▼

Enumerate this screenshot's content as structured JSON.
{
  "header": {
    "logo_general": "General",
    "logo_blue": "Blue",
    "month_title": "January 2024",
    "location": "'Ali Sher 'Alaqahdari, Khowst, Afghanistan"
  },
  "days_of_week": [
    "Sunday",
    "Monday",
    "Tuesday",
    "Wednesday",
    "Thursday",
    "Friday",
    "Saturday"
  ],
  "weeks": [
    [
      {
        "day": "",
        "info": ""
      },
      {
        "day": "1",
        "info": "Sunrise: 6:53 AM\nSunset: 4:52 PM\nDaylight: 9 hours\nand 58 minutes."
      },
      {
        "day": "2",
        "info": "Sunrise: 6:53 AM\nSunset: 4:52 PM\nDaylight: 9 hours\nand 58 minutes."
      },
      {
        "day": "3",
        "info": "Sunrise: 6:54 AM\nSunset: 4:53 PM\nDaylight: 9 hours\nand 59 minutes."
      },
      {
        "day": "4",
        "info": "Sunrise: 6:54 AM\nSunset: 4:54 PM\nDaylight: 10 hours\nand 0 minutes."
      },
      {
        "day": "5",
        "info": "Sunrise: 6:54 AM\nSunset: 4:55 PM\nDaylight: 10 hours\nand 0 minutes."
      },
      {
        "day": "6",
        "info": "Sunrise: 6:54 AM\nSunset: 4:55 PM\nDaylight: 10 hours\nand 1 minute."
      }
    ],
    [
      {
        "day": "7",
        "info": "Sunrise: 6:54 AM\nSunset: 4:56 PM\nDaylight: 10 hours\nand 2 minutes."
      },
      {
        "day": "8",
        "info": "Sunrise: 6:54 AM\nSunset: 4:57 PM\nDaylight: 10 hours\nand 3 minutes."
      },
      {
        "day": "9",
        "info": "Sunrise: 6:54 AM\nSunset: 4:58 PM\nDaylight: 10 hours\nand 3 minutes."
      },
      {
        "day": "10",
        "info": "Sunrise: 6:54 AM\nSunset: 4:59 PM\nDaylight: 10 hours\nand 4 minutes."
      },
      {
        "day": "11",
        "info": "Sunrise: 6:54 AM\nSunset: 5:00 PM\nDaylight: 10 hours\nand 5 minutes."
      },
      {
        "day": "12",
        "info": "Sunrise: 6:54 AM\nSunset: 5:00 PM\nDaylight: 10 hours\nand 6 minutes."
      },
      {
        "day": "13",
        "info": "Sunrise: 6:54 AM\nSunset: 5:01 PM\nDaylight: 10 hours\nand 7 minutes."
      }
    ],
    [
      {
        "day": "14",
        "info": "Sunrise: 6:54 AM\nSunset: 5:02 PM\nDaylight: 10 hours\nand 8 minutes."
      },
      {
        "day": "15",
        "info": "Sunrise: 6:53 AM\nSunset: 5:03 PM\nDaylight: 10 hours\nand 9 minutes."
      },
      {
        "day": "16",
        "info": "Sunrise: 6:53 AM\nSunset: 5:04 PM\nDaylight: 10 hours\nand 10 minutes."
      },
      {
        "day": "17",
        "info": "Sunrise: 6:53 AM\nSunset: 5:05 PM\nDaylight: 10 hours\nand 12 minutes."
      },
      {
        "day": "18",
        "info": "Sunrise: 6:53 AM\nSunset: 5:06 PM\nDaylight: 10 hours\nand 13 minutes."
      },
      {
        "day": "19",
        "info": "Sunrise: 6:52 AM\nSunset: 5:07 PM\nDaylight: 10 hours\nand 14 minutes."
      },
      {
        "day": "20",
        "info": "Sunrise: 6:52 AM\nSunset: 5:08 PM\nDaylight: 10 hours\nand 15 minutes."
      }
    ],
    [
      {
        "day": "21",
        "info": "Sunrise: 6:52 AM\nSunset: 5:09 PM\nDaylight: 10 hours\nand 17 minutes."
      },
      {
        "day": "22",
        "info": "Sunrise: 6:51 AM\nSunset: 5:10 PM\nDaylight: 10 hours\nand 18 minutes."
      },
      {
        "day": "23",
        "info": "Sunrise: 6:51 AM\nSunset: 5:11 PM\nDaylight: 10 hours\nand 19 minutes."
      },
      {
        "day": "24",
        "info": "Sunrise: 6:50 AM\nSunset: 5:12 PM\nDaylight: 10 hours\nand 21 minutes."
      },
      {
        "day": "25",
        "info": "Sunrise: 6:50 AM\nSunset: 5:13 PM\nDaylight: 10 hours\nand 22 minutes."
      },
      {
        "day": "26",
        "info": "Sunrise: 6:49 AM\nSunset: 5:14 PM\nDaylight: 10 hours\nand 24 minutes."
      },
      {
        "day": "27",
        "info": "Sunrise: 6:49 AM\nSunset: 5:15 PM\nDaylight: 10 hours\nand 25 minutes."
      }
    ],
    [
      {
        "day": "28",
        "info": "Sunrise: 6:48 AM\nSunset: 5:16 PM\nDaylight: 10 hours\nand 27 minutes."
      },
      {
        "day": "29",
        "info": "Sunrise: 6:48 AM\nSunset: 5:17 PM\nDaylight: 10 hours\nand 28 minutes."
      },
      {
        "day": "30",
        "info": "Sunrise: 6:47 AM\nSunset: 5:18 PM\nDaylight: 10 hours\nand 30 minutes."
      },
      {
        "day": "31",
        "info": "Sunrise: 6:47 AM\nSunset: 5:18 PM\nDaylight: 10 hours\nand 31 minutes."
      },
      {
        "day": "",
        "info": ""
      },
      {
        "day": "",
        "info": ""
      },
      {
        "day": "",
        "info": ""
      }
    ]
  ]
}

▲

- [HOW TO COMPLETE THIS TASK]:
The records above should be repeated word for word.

- [WORKED SOLUTION]:
Enumerate this screenshot's content as structured JSON.
{
  "header": {
    "logo_general": "General",
    "logo_blue": "Blue",
    "month_title": "January 2024",
    "location": "'Ali Sher 'Alaqahdari, Khowst, Afghanistan"
  },
  "days_of_week": [
    "Sunday",
    "Monday",
    "Tuesday",
    "Wednesday",
    "Thursday",
    "Friday",
    "Saturday"
  ],
  "weeks": [
    [
      {
        "day": "",
        "info": ""
      },
      {
        "day": "1",
        "info": "Sunrise: 6:53 AM\nSunset: 4:52 PM\nDaylight: 9 hours\nand 58 minutes."
      },
      {
        "day": "2",
        "info": "Sunrise: 6:53 AM\nSunset: 4:52 PM\nDaylight: 9 hours\nand 58 minutes."
      },
      {
        "day": "3",
        "info": "Sunrise: 6:54 AM\nSunset: 4:53 PM\nDaylight: 9 hours\nand 59 minutes."
      },
      {
        "day": "4",
        "info": "Sunrise: 6:54 AM\nSunset: 4:54 PM\nDaylight: 10 hours\nand 0 minutes."
      },
      {
        "day": "5",
        "info": "Sunrise: 6:54 AM\nSunset: 4:55 PM\nDaylight: 10 hours\nand 0 minutes."
      },
      {
        "day": "6",
        "info": "Sunrise: 6:54 AM\nSunset: 4:55 PM\nDaylight: 10 hours\nand 1 minute."
      }
    ],
    [
      {
        "day": "7",
        "info": "Sunrise: 6:54 AM\nSunset: 4:56 PM\nDaylight: 10 hours\nand 2 minutes."
      },
      {
        "day": "8",
        "info": "Sunrise: 6:54 AM\nSunset: 4:57 PM\nDaylight: 10 hours\nand 3 minutes."
      },
      {
        "day": "9",
        "info": "Sunrise: 6:54 AM\nSunset: 4:58 PM\nDaylight: 10 hours\nand 3 minutes."
      },
      {
        "day": "10",
        "info": "Sunrise: 6:54 AM\nSunset: 4:59 PM\nDaylight: 10 hours\nand 4 minutes."
      },
      {
        "day": "11",
        "info": "Sunrise: 6:54 AM\nSunset: 5:00 PM\nDaylight: 10 hours\nand 5 minutes."
      },
      {
        "day": "12",
        "info": "Sunrise: 6:54 AM\nSunset: 5:00 PM\nDaylight: 10 hours\nand 6 minutes."
      },
      {
        "day": "13",
        "info": "Sunrise: 6:54 AM\nSunset: 5:01 PM\nDaylight: 10 hours\nand 7 minutes."
      }
    ],
    [
      {
        "day": "14",
        "info": "Sunrise: 6:54 AM\nSunset: 5:02 PM\nDaylight: 10 hours\nand 8 minutes."
      },
      {
        "day": "15",
        "info": "Sunrise: 6:53 AM\nSunset: 5:03 PM\nDaylight: 10 hours\nand 9 minutes."
      },
      {
        "day": "16",
        "info": "Sunrise: 6:53 AM\nSunset: 5:04 PM\nDaylight: 10 hours\nand 10 minutes."
      },
      {
        "day": "17",
        "info": "Sunrise: 6:53 AM\nSunset: 5:05 PM\nDaylight: 10 hours\nand 12 minutes."
      },
      {
        "day": "18",
        "info": "Sunrise: 6:53 AM\nSunset: 5:06 PM\nDaylight: 10 hours\nand 13 minutes."
      },
      {
        "day": "19",
        "info": "Sunrise: 6:52 AM\nSunset: 5:07 PM\nDaylight: 10 hours\nand 14 minutes."
      },
      {
        "day": "20",
        "info": "Sunrise: 6:52 AM\nSunset: 5:08 PM\nDaylight: 10 hours\nand 15 minutes."
      }
    ],
    [
      {
        "day": "21",
        "info": "Sunrise: 6:52 AM\nSunset: 5:09 PM\nDaylight: 10 hours\nand 17 minutes."
      },
      {
        "day": "22",
        "info": "Sunrise: 6:51 AM\nSunset: 5:10 PM\nDaylight: 10 hours\nand 18 minutes."
      },
      {
        "day": "23",
        "info": "Sunrise: 6:51 AM\nSunset: 5:11 PM\nDaylight: 10 hours\nand 19 minutes."
      },
      {
        "day": "24",
        "info": "Sunrise: 6:50 AM\nSunset: 5:12 PM\nDaylight: 10 hours\nand 21 minutes."
      },
      {
        "day": "25",
        "info": "Sunrise: 6:50 AM\nSunset: 5:13 PM\nDaylight: 10 hours\nand 22 minutes."
      },
      {
        "day": "26",
        "info": "Sunrise: 6:49 AM\nSunset: 5:14 PM\nDaylight: 10 hours\nand 24 minutes."
      },
      {
        "day": "27",
        "info": "Sunrise: 6:49 AM\nSunset: 5:15 PM\nDaylight: 10 hours\nand 25 minutes."
      }
    ],
    [
      {
        "day": "28",
        "info": "Sunrise: 6:48 AM\nSunset: 5:16 PM\nDaylight: 10 hours\nand 27 minutes."
      },
      {
        "day": "29",
        "info": "Sunrise: 6:48 AM\nSunset: 5:17 PM\nDaylight: 10 hours\nand 28 minutes."
      },
      {
        "day": "30",
        "info": "Sunrise: 6:47 AM\nSunset: 5:18 PM\nDaylight: 10 hours\nand 30 minutes."
      },
      {
        "day": "31",
        "info": "Sunrise: 6:47 AM\nSunset: 5:18 PM\nDaylight: 10 hours\nand 31 minutes."
      },
      {
        "day": "",
        "info": ""
      },
      {
        "day": "",
        "info": ""
      },
      {
        "day": "",
        "info": ""
      }
    ]
  ]
}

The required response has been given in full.